Implementing Zero Trust at Scale For Security and Performance Optimization

by Josh Biggs in Tech on 29th June 2021

Zero trust has become a major buzzword for security, and many organizations have it as a major part of their networking roadmap. However, implementing it effectively (and gaining the full security and performance benefits that it promises) can be challenging without the right technology.

Benefits of Zero Trust Architecture for Network Security

Zero trust security models move organizations from a “trust everything” model of access management to “trust but verify.” Users are assigned access and permissions based upon their job roles, and requests for access to any corporate resource are granted or denied based on these permissions on a case-by-case basis. This provides several security benefits to an organization, including:

  • Stronger Authentication: Whether through compromised credentials, malware, or other means, account takeover attacks are some of the most common threats to enterprise cybersecurity. Zero trust’s requirement for strong user authentication can help mitigate the risk of account takeover because it provides stronger assurances that a user is who they claim to be.
  • Insider Risk Management: Companies are increasingly struggling with insider risk. An employee may steal sensitive data intentionally or cause an inadvertent leak due to negligence or a successful social engineering attack. Zero trust helps to reduce an organization’s insider risk by limiting a user’s access to just the resources they require to perform their duties.
  • Lateral Movement Prevention: Cybercriminals rarely gain immediate access to their objective when performing an attack. Instead, they usually need to move laterally through an organization’s environment from their initial foothold to their final objective. Zero trust makes this more difficult by limiting the access and permissions that an attacker has within an organization’s environment.
  • Increased Visibility: A zero trust architecture is based on imposing access controls on every request made by a user within an organization’s environment. In order to achieve this, the system requires visibility into all of these activities. This increased visibility provides valuable insight into how an organization’s environment works and aids incident detection and response.

Zero Trust Can Help Network Performance As Well

Often, security is the focus of discussions regarding zero trust. However, while zero trust was designed as a security model and provides several security benefits, it can also improve the performance of an organization’s IT infrastructure. Some of the ways in which a well-implemented zero trust architecture can help the networking team, as well as the security team, include:

  • Decreased Congestion: A primary goal of zero-trust security is to block unauthorized requests for resources. By identifying and blocking these requests, a zero-trust architecture reduces network congestion and the load on the systems that would otherwise be responsible for filling them. This leaves additional resources available for legitimate requests or allows an organization to downsize excess resources.
  • Increased Understanding: Zero trust security provides additional visibility to security teams, enabling them to detect threats more effectively. However, this increased visibility can also improve IT administrators’ understanding of how their environment works. By observing patterns in legitimate requests, administrators can learn how their systems interact and potentially make changes to optimize performance.
  • Fault Detection: Ideally, every legitimate request will be fulfilled, and every illegitimate one would be blocked in a zero-trust architecture, but this does not always happen. By monitoring the requests authorized by the zero trust solution and those that successfully execute, it is possible to detect legitimate requests that fail for some reason (potentially indicating a fault in a service) or ones that are inappropriately allowed or blocked.

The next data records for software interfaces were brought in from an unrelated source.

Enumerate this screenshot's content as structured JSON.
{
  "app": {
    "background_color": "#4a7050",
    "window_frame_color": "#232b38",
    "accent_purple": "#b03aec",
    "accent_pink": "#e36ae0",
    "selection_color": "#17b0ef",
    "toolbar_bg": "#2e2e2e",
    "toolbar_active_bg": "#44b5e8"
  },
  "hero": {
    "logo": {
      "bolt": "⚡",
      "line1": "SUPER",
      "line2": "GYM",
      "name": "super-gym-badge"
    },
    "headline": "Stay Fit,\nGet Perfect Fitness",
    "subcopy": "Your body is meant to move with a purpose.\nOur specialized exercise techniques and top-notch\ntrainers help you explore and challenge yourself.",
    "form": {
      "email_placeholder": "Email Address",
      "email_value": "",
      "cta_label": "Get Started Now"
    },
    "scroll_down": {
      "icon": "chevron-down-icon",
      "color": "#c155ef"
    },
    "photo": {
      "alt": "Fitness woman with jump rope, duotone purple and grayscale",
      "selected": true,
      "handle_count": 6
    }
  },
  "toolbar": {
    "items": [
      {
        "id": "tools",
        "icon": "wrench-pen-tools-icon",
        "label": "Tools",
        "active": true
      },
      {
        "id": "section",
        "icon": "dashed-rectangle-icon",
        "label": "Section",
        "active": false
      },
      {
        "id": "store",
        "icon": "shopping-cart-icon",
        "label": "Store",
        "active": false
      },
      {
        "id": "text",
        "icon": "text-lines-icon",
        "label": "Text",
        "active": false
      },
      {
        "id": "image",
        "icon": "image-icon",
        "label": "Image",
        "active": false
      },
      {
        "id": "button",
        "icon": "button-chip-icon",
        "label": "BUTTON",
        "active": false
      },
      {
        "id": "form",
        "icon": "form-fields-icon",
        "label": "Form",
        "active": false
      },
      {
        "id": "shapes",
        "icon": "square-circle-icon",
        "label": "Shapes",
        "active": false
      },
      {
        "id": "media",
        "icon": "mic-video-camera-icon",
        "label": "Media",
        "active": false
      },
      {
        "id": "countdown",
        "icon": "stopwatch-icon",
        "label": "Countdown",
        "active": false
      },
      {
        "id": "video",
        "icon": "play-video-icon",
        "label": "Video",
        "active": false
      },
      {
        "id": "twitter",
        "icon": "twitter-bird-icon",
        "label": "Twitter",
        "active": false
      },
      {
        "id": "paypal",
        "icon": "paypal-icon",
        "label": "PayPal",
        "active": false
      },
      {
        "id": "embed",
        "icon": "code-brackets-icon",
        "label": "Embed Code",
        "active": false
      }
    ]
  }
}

Zero trust is commonly billed as the solution to many of the challenges facing security teams. However, the features that it provides also offer significant benefits to networking teams and IT administrators as well.

Implementing Zero Trust at Scale with SASE

For many organizations, the question of implementing a zero-trust architecture is not one of “if” but “how.” To be effective, zero trust requires consistent enforcement of access controls and security policies across an organization’s entire IT environment.

As organizations increasingly adopt cloud computing and remote work, this can be difficult to achieve. The variety of different platforms in an organization’s environment can make it difficult to identify security solutions that are universally usable or to consistently enforce policies across multiple different security tools.

SASE offers a solution to the zero trust challenge by moving security to the network layer, where it can be universally and consistently applied. SASE points of presence (PoPs) incorporate a complete network security stack and create a secure WAN optimized by SD-WAN technologies.

With SASE, zero trust policies can be applied immediately at the SASE PoP where traffic enters the corporate WAN. This minimizes the load on corporate resources (since invalid requests are dropped before they reach the target server) and enables consistent security and policy enforcement (since all SASE PoPs are identical and centrally managed).

Categories: Tech